**Task description:** After going through the data below, state how many lines contain "page", and nothing else.

**Extracted records:**
--*--

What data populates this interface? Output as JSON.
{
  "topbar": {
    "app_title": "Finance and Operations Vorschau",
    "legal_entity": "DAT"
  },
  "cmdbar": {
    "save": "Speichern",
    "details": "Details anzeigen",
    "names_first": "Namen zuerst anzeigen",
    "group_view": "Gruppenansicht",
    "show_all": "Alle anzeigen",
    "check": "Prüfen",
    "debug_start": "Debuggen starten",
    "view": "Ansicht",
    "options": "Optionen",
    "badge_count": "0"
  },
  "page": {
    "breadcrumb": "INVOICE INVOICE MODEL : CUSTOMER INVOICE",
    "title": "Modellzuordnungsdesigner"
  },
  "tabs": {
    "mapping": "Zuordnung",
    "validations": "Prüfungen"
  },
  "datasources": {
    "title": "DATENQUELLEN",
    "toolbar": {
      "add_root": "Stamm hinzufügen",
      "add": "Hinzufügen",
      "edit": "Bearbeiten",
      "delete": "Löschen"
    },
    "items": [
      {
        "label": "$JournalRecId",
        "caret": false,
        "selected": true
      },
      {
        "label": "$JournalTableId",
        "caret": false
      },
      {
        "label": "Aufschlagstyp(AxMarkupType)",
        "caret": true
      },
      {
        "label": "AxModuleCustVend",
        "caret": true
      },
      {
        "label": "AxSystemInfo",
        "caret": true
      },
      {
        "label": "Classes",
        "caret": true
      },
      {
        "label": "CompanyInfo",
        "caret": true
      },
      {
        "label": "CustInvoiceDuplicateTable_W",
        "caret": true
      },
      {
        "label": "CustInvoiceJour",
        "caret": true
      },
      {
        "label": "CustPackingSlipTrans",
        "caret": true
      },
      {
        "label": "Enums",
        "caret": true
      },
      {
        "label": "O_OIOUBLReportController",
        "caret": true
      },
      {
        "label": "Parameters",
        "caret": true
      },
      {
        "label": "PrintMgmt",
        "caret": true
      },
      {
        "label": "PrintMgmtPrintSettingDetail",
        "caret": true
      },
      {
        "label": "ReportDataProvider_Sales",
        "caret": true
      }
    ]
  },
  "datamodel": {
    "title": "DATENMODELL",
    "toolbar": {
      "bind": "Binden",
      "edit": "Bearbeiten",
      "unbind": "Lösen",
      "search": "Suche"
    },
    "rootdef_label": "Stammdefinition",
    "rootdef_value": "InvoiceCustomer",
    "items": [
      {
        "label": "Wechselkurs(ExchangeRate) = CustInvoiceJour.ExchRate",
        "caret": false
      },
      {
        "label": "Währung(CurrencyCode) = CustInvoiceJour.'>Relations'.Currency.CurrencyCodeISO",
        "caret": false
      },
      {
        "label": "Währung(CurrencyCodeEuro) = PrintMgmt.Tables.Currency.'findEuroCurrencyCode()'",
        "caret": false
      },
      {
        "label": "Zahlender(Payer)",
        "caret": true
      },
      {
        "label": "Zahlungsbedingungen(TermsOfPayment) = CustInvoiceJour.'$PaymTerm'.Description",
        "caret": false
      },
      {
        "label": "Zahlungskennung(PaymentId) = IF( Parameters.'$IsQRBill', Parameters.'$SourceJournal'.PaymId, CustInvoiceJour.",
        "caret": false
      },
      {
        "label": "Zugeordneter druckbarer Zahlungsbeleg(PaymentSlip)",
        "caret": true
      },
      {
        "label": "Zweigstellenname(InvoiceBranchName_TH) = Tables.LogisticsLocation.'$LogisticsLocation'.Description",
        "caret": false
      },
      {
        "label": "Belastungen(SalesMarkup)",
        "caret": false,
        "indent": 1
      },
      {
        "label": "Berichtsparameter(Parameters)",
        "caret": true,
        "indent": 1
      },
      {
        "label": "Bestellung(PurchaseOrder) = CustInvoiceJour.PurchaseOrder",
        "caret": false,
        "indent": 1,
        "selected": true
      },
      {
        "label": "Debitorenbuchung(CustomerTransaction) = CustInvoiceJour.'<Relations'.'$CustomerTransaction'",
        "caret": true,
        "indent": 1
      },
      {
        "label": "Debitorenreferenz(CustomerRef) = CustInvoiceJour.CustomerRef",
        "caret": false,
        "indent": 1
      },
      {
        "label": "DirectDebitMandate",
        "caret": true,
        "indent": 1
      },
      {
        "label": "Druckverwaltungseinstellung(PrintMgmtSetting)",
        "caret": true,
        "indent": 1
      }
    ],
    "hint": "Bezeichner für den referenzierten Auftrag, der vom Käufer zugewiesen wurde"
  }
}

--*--

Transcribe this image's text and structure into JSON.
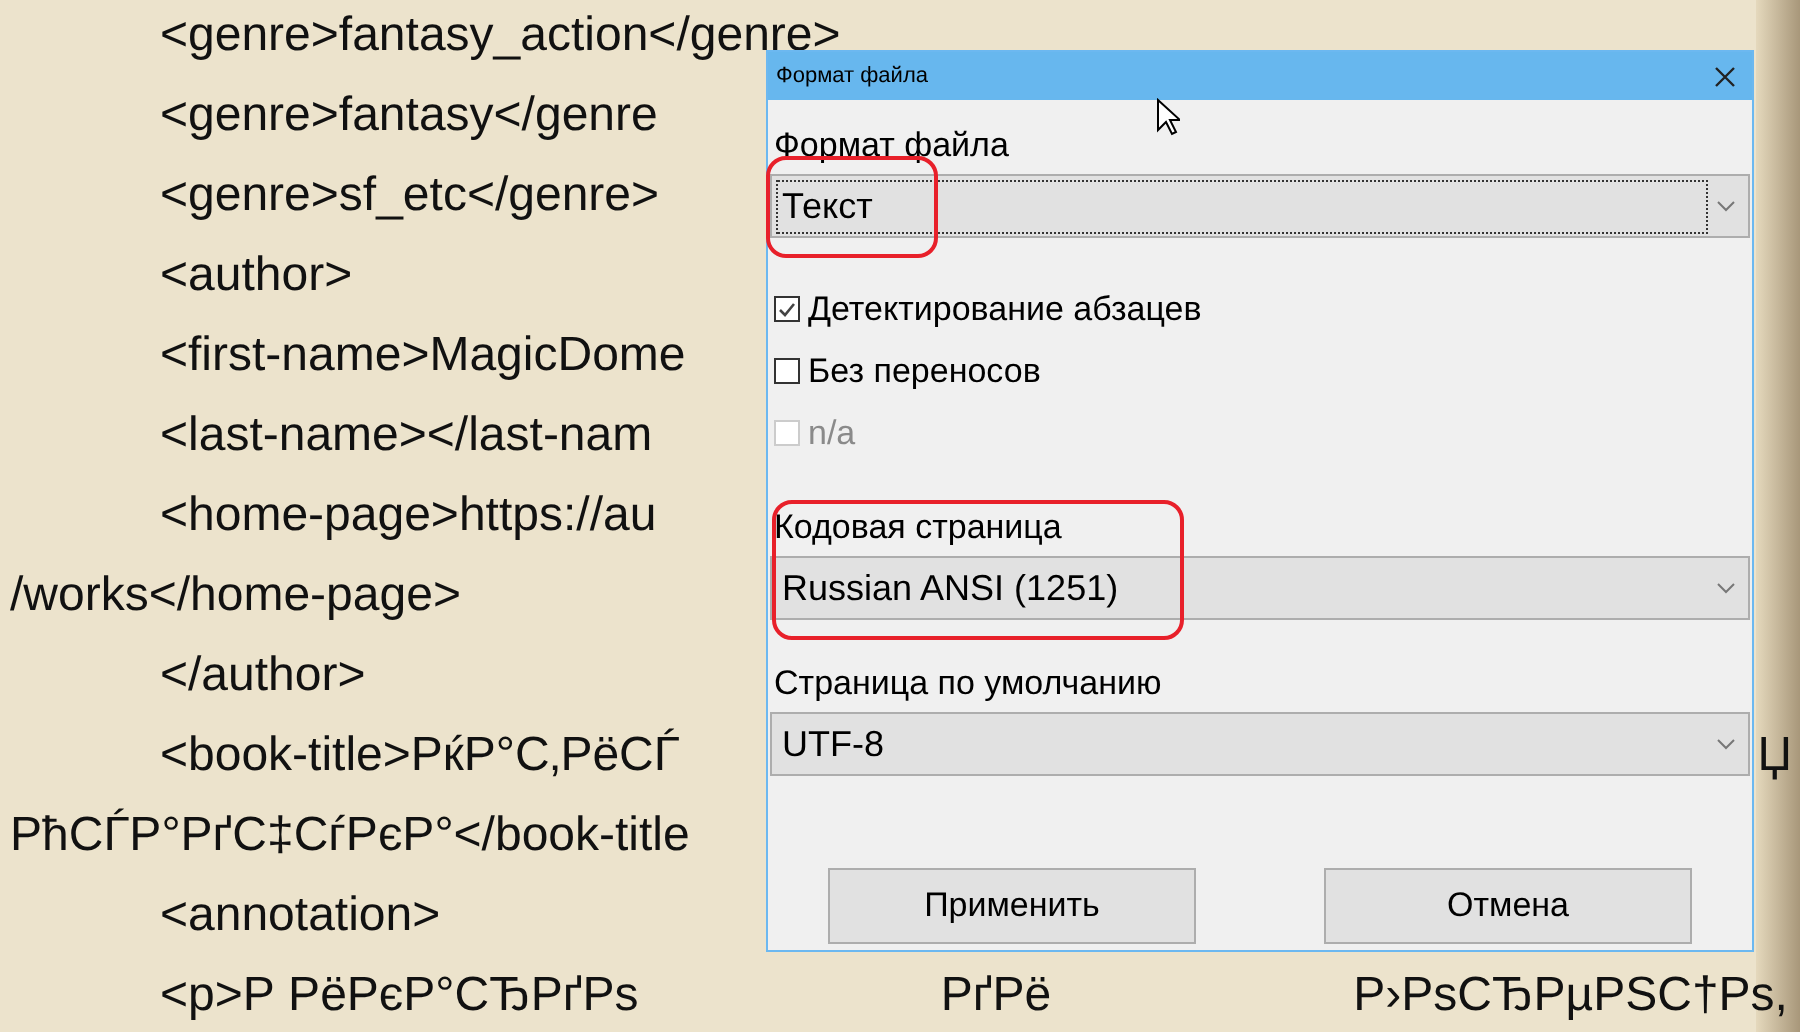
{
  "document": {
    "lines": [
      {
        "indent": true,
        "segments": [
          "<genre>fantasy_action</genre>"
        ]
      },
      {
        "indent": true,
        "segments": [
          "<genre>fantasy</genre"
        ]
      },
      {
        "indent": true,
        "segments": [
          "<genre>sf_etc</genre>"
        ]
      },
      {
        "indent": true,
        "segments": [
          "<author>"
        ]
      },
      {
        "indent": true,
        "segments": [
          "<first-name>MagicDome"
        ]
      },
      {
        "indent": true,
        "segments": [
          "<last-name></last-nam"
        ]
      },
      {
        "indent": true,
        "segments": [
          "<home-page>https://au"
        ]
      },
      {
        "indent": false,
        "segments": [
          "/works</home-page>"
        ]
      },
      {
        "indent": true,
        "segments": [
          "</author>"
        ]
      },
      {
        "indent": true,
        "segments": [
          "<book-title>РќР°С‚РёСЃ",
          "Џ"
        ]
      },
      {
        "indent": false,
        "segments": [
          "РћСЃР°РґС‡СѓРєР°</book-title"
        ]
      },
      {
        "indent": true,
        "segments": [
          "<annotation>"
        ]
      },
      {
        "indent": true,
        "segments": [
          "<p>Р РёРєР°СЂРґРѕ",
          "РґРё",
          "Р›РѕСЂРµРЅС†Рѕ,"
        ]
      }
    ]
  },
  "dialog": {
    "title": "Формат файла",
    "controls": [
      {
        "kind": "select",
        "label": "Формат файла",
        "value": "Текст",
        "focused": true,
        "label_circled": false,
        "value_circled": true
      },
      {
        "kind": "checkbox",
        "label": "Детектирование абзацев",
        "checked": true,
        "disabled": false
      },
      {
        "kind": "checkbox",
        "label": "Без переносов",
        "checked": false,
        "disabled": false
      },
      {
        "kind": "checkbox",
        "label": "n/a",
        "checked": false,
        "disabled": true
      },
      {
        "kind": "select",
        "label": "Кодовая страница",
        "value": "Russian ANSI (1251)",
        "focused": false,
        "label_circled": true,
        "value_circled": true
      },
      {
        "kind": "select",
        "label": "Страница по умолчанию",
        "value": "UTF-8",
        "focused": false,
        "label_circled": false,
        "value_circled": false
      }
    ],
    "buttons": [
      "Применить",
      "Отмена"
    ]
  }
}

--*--

**Result of this task:** 3